This will help keep any cigarette smell from entering the car. Once you’ve turned on the AC, let it run for a few minutes to help filter out any odor.
I used to have a friend who smoked in his car, and every time I got in, I could smell the smoke. I tried to avoid getting into his car altogether. However, after learning about how to use the AC to get rid of the cigarette smell, I was able to sit in his car without feeling uncomfortable.
Steam Cleaning and Deep-Cleaning Methods for a Cigarette Smell-Free Car

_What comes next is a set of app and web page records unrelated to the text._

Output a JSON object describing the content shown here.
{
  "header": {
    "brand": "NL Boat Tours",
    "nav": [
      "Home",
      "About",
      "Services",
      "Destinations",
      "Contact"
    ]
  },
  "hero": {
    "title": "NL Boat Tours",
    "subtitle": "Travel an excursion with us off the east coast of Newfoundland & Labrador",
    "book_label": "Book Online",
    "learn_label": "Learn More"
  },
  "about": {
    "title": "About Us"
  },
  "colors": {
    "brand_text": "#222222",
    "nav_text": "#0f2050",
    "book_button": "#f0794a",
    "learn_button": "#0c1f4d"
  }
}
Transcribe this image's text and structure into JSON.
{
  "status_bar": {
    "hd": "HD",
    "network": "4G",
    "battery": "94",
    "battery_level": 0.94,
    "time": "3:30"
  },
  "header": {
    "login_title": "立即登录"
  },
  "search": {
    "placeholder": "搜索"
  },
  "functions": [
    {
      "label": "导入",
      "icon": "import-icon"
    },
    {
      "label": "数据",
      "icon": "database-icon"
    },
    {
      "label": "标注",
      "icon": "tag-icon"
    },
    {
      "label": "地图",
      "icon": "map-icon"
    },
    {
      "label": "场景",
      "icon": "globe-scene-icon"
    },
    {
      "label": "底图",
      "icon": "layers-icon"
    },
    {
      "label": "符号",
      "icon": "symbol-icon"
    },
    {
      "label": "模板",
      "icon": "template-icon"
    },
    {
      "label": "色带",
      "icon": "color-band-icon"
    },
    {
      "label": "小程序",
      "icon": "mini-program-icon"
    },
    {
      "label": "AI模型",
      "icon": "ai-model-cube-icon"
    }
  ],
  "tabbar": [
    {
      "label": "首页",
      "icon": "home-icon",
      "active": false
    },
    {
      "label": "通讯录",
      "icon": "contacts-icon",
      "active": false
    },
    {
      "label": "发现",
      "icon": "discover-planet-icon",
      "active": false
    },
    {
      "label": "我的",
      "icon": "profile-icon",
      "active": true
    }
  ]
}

Steam cleaning and deep-cleaning methods are great options for removing cigarette smells in your car. I’ve had success with using steam cleaning on my car’s upholstery and carpets, while a deep-cleaning method worked better to eliminate the smell in the air conditioner.
Steam cleaning involves using a machine that emits hot steam to clean surfaces. This method effectively removes smoke particles that have settled into the upholstery and carpets of your car.
It’s important to note that steam cleaning can’t remove the smell completely, but it can greatly reduce it.
On the other hand, deep-cleaning methods involve removing and cleaning the car’s air conditioning unit. This method effectively removes smoke particles that have settled in the air conditioning system.
It’s important to note that both methods can be done by professionals or DIY. If you’re an experienced DIYer, you can purchase a steam cleaner online or rent one from a home improvement store. For deep cleaning, it’s best to take your car to a professional.
Cigarette Smell Removal Products: What to Look for and How to Use Them
Cigarette smell removal products are essential for eliminating the unpleasant odor that clings to your car’s air conditioner. I used to suffer from that stinky smell in my car until I discovered the magical power of charcoal bags.
These bags eliminate the cigarette smell and purify the air in my car. Here are some helpful tips on what to look for and how to use them:
Using Charcoal Bags:
- Hang one bag in your car for 24 hours.
- Remove the bag and place it in the sun for 1-2 hours
- Rinse the bag with water and reuse
Using Air Fresheners:
- Choose a scent you like
- Spray the air freshener around your car.
- Repeat as needed
Using Odor Eliminators:
- Choose an enzyme-based eliminator.
- Spray the eliminator on surfaces with the most pungent odor (upholstery, carpets, etc.)
- Please wait for it to dry, and then vacuum it up
Using Enzyme Cleaners:
- Choose an enzyme cleaner designed explicitly for cigarette smoke.
- Spray the cleaner on surfaces where the odor is strongest.
- Wipe the cleaner off with a clean cloth and repeat as needed.